Sure, she was a great first-grade teacher. Sure, she taught
my son the basics of math, how to tell time and how to read at a higher
reading level than he’d achieved in kindergarten.
And, as a writer, I love that she gave the kids a real love
of storytelling this year. My son was encouraged to make up his own stories,
and they created “books” that came complete with sweet illustrations, title
pages and even an author page.
So, there’s no question that Mrs. Kelly is an awesome first-grade
teacher. But there was one thing that
I really wish she’d kept to herself: the lesson on how to write a persuasive
The assignment seemed simple enough; it was the last part in
a unit on how to write a letter.
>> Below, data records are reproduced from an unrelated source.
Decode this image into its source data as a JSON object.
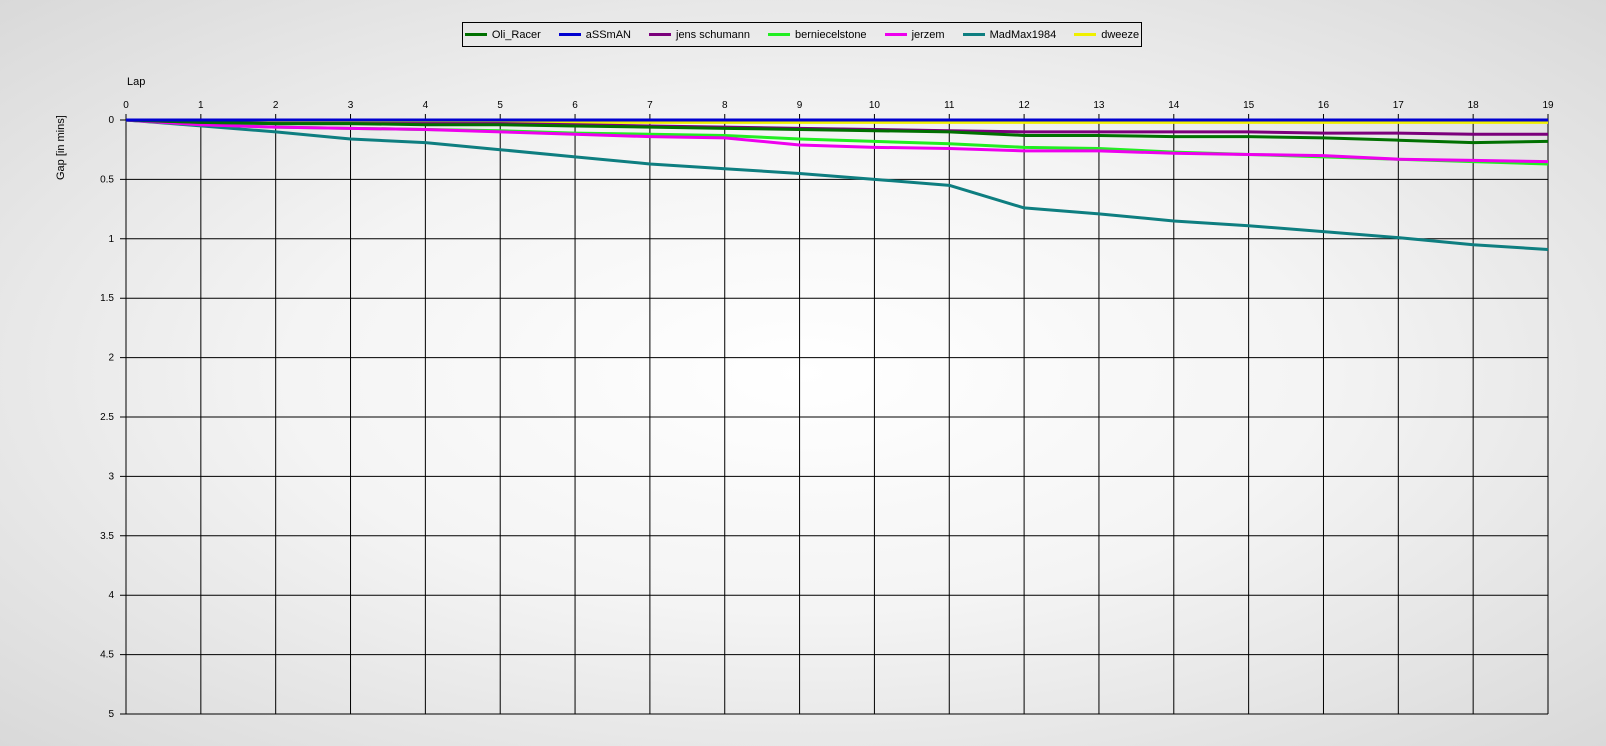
{
  "chart_data": {
    "type": "line",
    "title": "",
    "xlabel": "Lap",
    "ylabel": "Gap [in mins]",
    "x": [
      0,
      1,
      2,
      3,
      4,
      5,
      6,
      7,
      8,
      9,
      10,
      11,
      12,
      13,
      14,
      15,
      16,
      17,
      18,
      19
    ],
    "xlim": [
      0,
      19
    ],
    "ylim": [
      0,
      5
    ],
    "y_inverted": true,
    "x_axis_position": "top",
    "yticks": [
      "0",
      "0.5",
      "1",
      "1.5",
      "2",
      "2.5",
      "3",
      "3.5",
      "4",
      "4.5",
      "5"
    ],
    "xticks": [
      "0",
      "1",
      "2",
      "3",
      "4",
      "5",
      "6",
      "7",
      "8",
      "9",
      "10",
      "11",
      "12",
      "13",
      "14",
      "15",
      "16",
      "17",
      "18",
      "19"
    ],
    "grid": true,
    "legend_position": "top-center",
    "series": [
      {
        "name": "Oli_Racer",
        "color": "#007000",
        "values": [
          0,
          0.02,
          0.03,
          0.03,
          0.04,
          0.04,
          0.05,
          0.06,
          0.07,
          0.08,
          0.09,
          0.1,
          0.13,
          0.13,
          0.14,
          0.14,
          0.15,
          0.17,
          0.19,
          0.18
        ]
      },
      {
        "name": "aSSmAN",
        "color": "#0000d0",
        "values": [
          0,
          0,
          0,
          0,
          0,
          0,
          0,
          0,
          0,
          0,
          0,
          0,
          0,
          0,
          0,
          0,
          0,
          0,
          0,
          0
        ]
      },
      {
        "name": "jens  schumann",
        "color": "#7b007b",
        "values": [
          0,
          0.02,
          0.03,
          0.03,
          0.03,
          0.03,
          0.04,
          0.05,
          0.06,
          0.07,
          0.08,
          0.09,
          0.1,
          0.1,
          0.1,
          0.1,
          0.11,
          0.11,
          0.12,
          0.12
        ]
      },
      {
        "name": "berniecelstone",
        "color": "#22ee22",
        "values": [
          0,
          0.04,
          0.06,
          0.07,
          0.08,
          0.09,
          0.11,
          0.12,
          0.13,
          0.16,
          0.18,
          0.2,
          0.23,
          0.24,
          0.27,
          0.29,
          0.31,
          0.33,
          0.35,
          0.37
        ]
      },
      {
        "name": "jerzem",
        "color": "#ee00ee",
        "values": [
          0,
          0.04,
          0.06,
          0.07,
          0.08,
          0.1,
          0.12,
          0.14,
          0.15,
          0.21,
          0.23,
          0.24,
          0.26,
          0.26,
          0.28,
          0.29,
          0.3,
          0.33,
          0.34,
          0.35
        ]
      },
      {
        "name": "MadMax1984",
        "color": "#0e7e80",
        "values": [
          0,
          0.05,
          0.1,
          0.16,
          0.19,
          0.25,
          0.31,
          0.37,
          0.41,
          0.45,
          0.5,
          0.55,
          0.74,
          0.79,
          0.85,
          0.89,
          0.94,
          0.99,
          1.05,
          1.09
        ]
      },
      {
        "name": "dweeze",
        "color": "#f0f000",
        "values": [
          0,
          0.02,
          0.02,
          0.02,
          0.02,
          0.02,
          0.02,
          0.02,
          0.02,
          0.02,
          0.02,
          0.02,
          0.02,
          0.02,
          0.02,
          0.02,
          0.02,
          0.02,
          0.02,
          0.02
        ]
      }
    ]
  }
}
My son knew how to date his letter, use the correct
salutation and even how to sign off. Things were going great. But then came
the persuasive letter.
The assignment was this: Write a letter to someone, and
persuade them to do something. The kids learned how to use transition
words and phrases, such as to begin with
and additionally and finally. They learned how to lay out an
argument in multiple steps and how to express a thought-out opinion.
Seems like a great assignment, right?
My 6-year-old wrote my husband and me a persuasive letter
about his heart’s greatest desire: getting a hamster. (Who knew this was his
heart’s greatest desire? Not me! I can assure you.) He used his transition
words correctly: to begin with, he wanted
one so badly, and additionally, he
would take care of it, and finally,
he’d be the one to clean out its cage weekly (ha!).
So, basically, it was the cutest thing I ever read. I was so
proud of his accomplishment, laying out his thought-out argument, and it was
just too adorable how he thought through all of the things I’d be concerned
about (did I mention the cleaning out of the cage weekly?). And to boot, his
handwriting was the best I’d ever seen it. He’d taken his time with his
assignment and I was so incredibly proud.
So me? Sucker that I am, I let him have one. How could
my husband and I deny him? We were so proud of the work that he’d put in, and
we could see in his beaming face that he was proud of himself, too. We told my
6-year-old that he could have a hamster for his seventh birthday.